Ana is a research lawyer, and a wife: she has not had everything.
This is not all bad. Because she has not had a child, she has not had occasion to conceal the responsibilities of motherhood from her employers, she has enjoyed the freedom of a child-free existence, and her marriage has not suffered from the stresses that come with parenting.
But it’s not all good either: she has suffered through at least one miscarriage and, with James, she has passionately pursued a series of medical treatments to overcome their difficulties with conception, and she is constantly struggling with the perception that a woman/couple is incomplete without a child.
Katrina Onstad’s novel, Everybody has Everything, considers the nature of everything, whether it is truly desirable and the perception of its defining elements in our society.
Ana and James’ story is as much about the wanting of it as it is about the having of it, but the events in the novel cluster around an incident which appears to have solved the “problem” of their not having it.
“Between a lunch and a dinner, Ana and James had become stewards of a human being.”
What has happened in those few hours, in those few pages?
Their friends, Marcus and Sarah, have been in a car accident; Marcus has been killed, Sarah is in a coma, and Ana and James had been established as their son Finn’s guardian.
Now, Ana has everything.
And, now what?
Now, everything changes.
Even in her first novel, Katrina Onstad tried on this idea:
“’Have you thought about what you’ll do if you are pregnant?’ she asks.
Sure. I don’t think there’s a woman alive who hasn’t run through every single what-if scenario, moved the pieces around and back again a hundred times, playing mommy like you did as a kid.”

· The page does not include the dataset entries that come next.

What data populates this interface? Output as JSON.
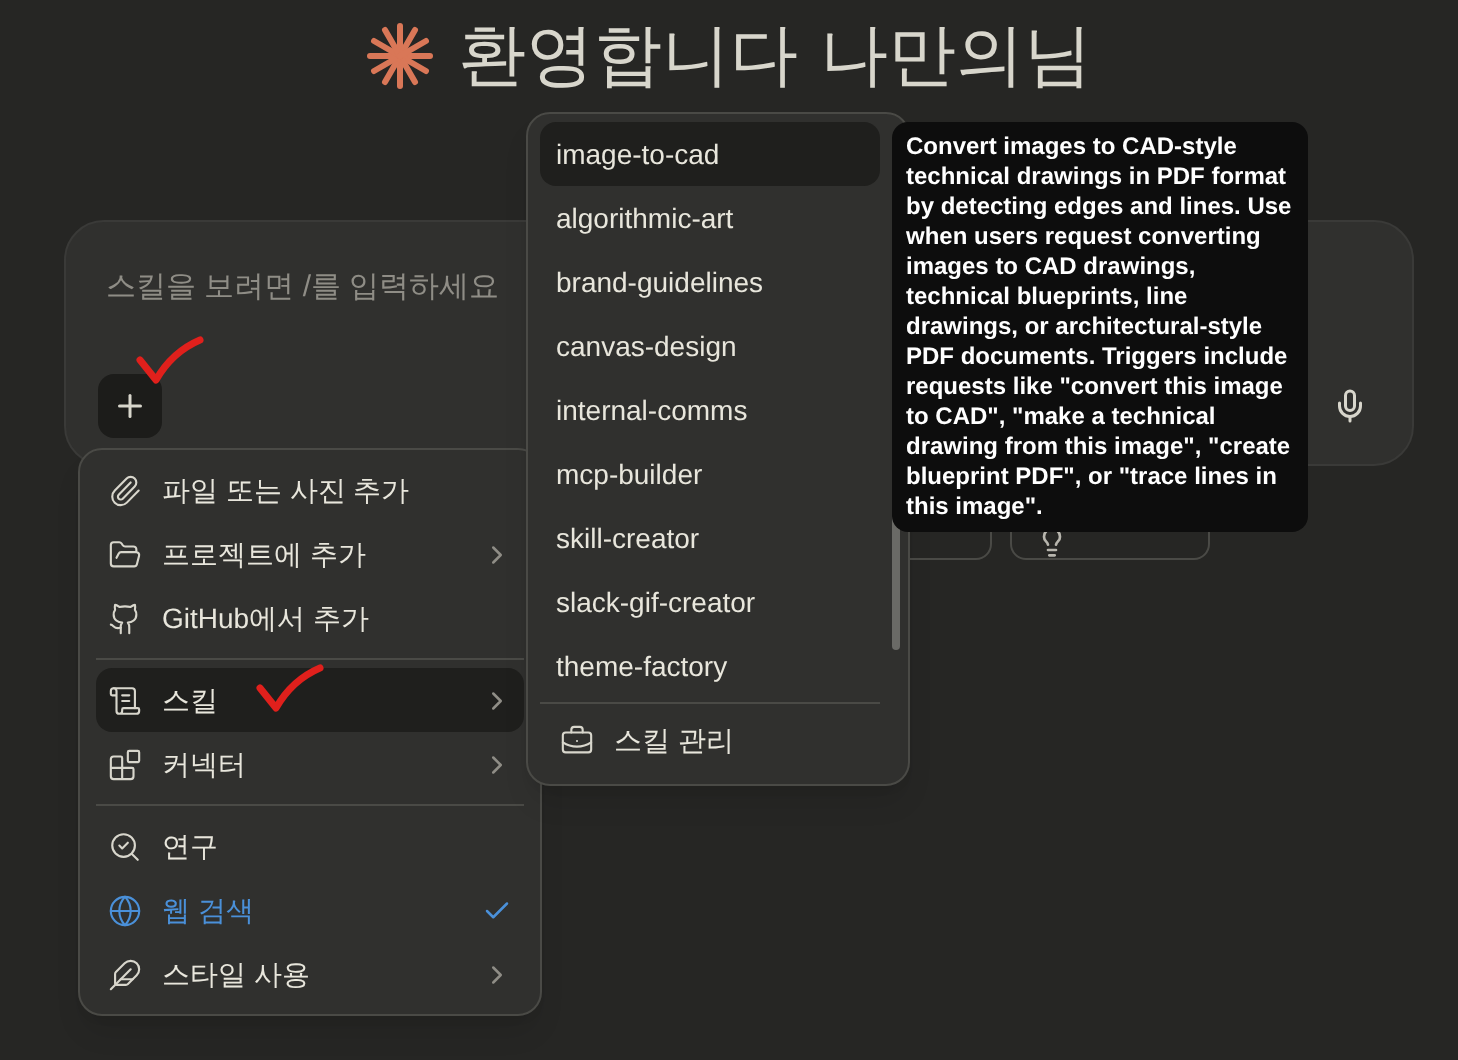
{
  "heading": {
    "text": "환영합니다 나만의님"
  },
  "composer": {
    "placeholder": "스킬을 보려면 /를 입력하세요"
  },
  "add_menu": {
    "groups": [
      [
        {
          "kind": "paperclip",
          "label": "파일 또는 사진 추가",
          "submenu": false,
          "selected": false,
          "checked": false
        },
        {
          "kind": "folder",
          "label": "프로젝트에 추가",
          "submenu": true,
          "selected": false,
          "checked": false
        },
        {
          "kind": "github",
          "label": "GitHub에서 추가",
          "submenu": false,
          "selected": false,
          "checked": false
        }
      ],
      [
        {
          "kind": "scroll",
          "label": "스킬",
          "submenu": true,
          "selected": true,
          "checked": false
        },
        {
          "kind": "blocks",
          "label": "커넥터",
          "submenu": true,
          "selected": false,
          "checked": false
        }
      ],
      [
        {
          "kind": "research",
          "label": "연구",
          "submenu": false,
          "selected": false,
          "checked": false
        },
        {
          "kind": "globe",
          "label": "웹 검색",
          "submenu": false,
          "selected": false,
          "checked": true
        },
        {
          "kind": "quill",
          "label": "스타일 사용",
          "submenu": true,
          "selected": false,
          "checked": false
        }
      ]
    ]
  },
  "skills_menu": {
    "items": [
      {
        "label": "image-to-cad",
        "selected": true
      },
      {
        "label": "algorithmic-art",
        "selected": false
      },
      {
        "label": "brand-guidelines",
        "selected": false
      },
      {
        "label": "canvas-design",
        "selected": false
      },
      {
        "label": "internal-comms",
        "selected": false
      },
      {
        "label": "mcp-builder",
        "selected": false
      },
      {
        "label": "skill-creator",
        "selected": false
      },
      {
        "label": "slack-gif-creator",
        "selected": false
      },
      {
        "label": "theme-factory",
        "selected": false
      }
    ],
    "footer": "스킬 관리"
  },
  "tooltip": {
    "text": "Convert images to CAD-style technical drawings in PDF format by detecting edges and lines. Use when users request converting images to CAD drawings, technical blueprints, line drawings, or architectural-style PDF documents. Triggers include requests like \"convert this image to CAD\", \"make a technical drawing from this image\", \"create blueprint PDF\", or \"trace lines in this image\"."
  }
}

Ana has thought about it, of course, but she hasn’t anticipated the dramatic circumstances that surround Finn’s arrival, which coincide with James’ freshly unemployed status:
“How is motherhood supposed to feel? Because she wasn’t sure that it should feel like this, so much like terror. And her husband was leaving her alone with that feeling, while he went to play hockey.
That was what she had meant to say.”
James has thought about it, too, but he is overwhelmed by aspects of the situation that could not have been anticipated. (And, as a recently unemployed television documentary producer, the landscape of his professional life is now changing as fundamentally as other aspects of his identity.)
“’Is there any information that would help us get to know your child better?’ James considered writing: ‘Mother in a coma; father in a drawer.’ He didn’t, but smiled at the possibility, then accepted the sorrow on the other side of the smile.”
James and Ana cope (in varying degrees of success) alone with this fresh change/disruption in their lives.
Problems between them which had been niggling become, in the context of new parenting responsibilities, seemingly insurmountable.
“But he left the mess to her because only she could calm herself. He fucked things up; stacked the dishwasher wrong, didn’t put the laundry in the bureau quickly enough. That was the conversation. He was tired of it. He was speaking less.”
Just when Ana and James have everything, they find themselves desperate to redefine its importance, its components, its sustainability.
Here, too, a theme first explored in How Happy To Be resurfaces:
“What I remember about love is that it succeeds or fails on the will to concede the rest, the part that’s outside the stories, outside desire, that aureole that tells you something deeper exists. What is that anyway? Some kind of self, I suppose. It’s tiring just to try to locate it, let alone hand it off to someone else.”
The narrative stretches from the Tuesday after Labour Day weekend to late in the following spring, affording glimpses directly into Ana’s and James’ experiences, in passages of alternating lengths and styles.
The amount of dialogue propels the pace of a largely-interior novel, and readers experience a sense of sudden immersion, discord, and uncertainty, which mirrors the experience of the novel’s main characters.
Certain elements of the story may leave some readers dissatisfied; both Ana and James make decisions which aren’t fully explained.
(They can’t explain their decisions to themselves — or each other — either, and they aren’t always likeable while testing their own desire to pursue what they suddenly think they are missing, now that they have “everything”.)
Ultimately Katrina Onstad remains loyal to her characters; she allows them to be as happy as they are (and are not), and she gives them the opportunity to have everything and — correspondingly — the opportunity to doubt that they ever really wanted it.
Everybody Has Everything is a book which challenges what we hope will happen for these characters on the page and reminds us that we face similar challenges in balancing our desires and our realities in our daily lives.
Marina Endicott’s Good to a Fault (2008) for the way in which an unexpected tragedy can unexpectedly impact individuals;
Jessica Weshead’s Pulpy and Midge (2004) for the nuts-and-bolts of a marriage strained in the everyday way with a good dose of working life alongside; and,
Meg Mitchell Moore’s The Arrivals (2011), for a consideration of the stress and strain that erupts in the context of parenting young children and grown children alike.